Establish how many lines below contain the string "globe". Respond with that number alone.

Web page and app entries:
★ ★ ★

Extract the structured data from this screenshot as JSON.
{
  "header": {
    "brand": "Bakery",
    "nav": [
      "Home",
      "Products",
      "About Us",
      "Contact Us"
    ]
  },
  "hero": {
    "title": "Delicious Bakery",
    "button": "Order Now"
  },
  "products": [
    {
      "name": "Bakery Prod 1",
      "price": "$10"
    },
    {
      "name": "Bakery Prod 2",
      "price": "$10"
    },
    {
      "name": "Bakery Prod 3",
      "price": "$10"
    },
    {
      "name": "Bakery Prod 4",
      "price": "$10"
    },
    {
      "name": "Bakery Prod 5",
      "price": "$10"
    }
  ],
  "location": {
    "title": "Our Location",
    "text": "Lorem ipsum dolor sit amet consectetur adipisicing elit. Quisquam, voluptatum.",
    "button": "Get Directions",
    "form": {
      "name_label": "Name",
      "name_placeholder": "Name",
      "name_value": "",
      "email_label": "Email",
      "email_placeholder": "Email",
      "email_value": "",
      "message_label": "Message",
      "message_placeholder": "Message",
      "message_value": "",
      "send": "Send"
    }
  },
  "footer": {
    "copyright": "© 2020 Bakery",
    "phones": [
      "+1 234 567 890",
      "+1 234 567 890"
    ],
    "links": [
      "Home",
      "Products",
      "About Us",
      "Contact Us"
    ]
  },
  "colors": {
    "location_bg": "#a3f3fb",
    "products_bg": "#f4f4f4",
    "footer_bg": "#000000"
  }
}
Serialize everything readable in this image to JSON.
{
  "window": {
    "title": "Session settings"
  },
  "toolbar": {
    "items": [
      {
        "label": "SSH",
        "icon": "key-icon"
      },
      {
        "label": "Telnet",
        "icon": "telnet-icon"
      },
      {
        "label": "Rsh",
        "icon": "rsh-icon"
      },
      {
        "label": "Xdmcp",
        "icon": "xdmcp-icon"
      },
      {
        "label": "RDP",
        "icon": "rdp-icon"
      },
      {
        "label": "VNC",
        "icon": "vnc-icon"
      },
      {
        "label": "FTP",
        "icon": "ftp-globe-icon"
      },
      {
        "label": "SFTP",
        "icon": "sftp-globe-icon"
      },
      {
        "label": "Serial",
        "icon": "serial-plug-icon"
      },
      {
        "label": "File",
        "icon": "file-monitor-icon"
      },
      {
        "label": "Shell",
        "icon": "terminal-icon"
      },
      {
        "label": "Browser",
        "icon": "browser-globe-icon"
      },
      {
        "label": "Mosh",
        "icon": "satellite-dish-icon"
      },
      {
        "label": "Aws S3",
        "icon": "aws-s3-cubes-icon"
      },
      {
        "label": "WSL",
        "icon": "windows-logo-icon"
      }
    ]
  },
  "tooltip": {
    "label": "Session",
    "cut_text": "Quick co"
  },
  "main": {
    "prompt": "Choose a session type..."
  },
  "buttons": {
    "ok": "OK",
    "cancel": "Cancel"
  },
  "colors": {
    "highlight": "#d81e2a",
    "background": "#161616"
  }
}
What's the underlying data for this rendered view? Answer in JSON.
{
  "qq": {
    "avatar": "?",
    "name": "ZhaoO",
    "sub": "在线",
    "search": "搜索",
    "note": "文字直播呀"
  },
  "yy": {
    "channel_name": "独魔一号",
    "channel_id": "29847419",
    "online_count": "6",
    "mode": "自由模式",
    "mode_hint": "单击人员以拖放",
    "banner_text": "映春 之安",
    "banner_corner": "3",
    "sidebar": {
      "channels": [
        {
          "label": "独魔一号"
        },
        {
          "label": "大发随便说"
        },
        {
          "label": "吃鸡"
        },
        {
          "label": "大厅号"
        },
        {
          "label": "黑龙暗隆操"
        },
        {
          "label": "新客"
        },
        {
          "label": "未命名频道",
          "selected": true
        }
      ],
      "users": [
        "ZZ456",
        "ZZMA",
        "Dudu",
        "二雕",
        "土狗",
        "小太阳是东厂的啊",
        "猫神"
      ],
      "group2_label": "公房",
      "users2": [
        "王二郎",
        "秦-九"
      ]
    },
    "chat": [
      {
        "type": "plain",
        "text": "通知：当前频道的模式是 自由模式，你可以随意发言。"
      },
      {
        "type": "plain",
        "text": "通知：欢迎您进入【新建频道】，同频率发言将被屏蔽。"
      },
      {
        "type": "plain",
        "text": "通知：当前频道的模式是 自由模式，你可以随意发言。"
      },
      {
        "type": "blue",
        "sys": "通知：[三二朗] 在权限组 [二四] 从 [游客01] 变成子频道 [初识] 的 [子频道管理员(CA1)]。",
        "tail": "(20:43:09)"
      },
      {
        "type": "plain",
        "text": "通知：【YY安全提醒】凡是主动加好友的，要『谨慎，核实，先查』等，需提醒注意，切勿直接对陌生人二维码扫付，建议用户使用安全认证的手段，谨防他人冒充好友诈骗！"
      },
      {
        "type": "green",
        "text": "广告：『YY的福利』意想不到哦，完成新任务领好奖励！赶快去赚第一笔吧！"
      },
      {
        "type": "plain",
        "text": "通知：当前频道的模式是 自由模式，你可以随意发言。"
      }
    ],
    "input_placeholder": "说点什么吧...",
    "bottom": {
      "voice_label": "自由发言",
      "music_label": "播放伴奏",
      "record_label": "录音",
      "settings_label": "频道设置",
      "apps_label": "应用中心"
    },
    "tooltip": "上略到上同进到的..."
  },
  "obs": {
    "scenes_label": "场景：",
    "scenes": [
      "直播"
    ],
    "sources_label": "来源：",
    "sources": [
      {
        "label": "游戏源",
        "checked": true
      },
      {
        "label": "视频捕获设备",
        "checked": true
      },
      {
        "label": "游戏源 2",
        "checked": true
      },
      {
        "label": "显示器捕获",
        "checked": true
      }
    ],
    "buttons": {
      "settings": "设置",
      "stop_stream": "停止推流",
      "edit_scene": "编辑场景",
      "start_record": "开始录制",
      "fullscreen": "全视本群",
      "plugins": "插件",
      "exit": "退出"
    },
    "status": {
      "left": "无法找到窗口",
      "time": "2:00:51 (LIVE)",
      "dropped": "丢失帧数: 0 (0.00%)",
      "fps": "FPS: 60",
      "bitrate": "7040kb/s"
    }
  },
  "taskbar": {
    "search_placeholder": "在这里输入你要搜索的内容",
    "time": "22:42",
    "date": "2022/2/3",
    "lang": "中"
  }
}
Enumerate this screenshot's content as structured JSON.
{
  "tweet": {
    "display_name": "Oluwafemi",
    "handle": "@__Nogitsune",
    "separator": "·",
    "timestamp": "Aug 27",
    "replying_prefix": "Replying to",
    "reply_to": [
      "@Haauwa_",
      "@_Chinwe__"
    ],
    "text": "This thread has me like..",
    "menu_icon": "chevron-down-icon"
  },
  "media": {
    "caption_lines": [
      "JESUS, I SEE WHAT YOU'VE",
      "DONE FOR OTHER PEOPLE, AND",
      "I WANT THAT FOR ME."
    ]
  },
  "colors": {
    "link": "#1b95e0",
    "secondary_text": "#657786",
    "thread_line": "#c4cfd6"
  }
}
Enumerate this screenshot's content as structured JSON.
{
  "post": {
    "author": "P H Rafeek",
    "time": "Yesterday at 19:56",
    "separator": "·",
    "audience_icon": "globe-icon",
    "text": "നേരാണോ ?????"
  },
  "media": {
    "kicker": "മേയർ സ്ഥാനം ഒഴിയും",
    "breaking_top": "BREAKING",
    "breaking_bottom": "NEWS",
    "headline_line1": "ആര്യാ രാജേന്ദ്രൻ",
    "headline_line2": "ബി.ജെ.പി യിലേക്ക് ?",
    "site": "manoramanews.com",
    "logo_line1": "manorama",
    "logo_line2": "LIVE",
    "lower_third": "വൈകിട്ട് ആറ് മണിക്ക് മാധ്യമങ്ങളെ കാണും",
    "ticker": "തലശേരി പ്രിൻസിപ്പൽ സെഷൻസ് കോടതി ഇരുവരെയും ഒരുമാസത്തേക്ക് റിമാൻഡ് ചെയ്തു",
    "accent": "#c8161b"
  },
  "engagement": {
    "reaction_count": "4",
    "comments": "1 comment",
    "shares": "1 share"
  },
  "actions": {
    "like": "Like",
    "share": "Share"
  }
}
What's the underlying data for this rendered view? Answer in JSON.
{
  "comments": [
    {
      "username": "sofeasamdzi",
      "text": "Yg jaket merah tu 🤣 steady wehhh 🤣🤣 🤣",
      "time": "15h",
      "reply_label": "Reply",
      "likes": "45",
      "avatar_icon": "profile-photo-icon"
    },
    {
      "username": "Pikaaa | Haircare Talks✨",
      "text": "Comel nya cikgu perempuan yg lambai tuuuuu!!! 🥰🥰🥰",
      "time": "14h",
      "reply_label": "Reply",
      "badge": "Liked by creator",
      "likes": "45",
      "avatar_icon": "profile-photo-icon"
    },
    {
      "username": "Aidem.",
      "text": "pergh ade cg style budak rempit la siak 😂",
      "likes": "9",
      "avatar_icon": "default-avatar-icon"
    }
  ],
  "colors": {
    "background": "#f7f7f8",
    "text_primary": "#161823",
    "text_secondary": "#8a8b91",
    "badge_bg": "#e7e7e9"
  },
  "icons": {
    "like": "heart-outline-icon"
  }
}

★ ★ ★

### ANSWER BOX
4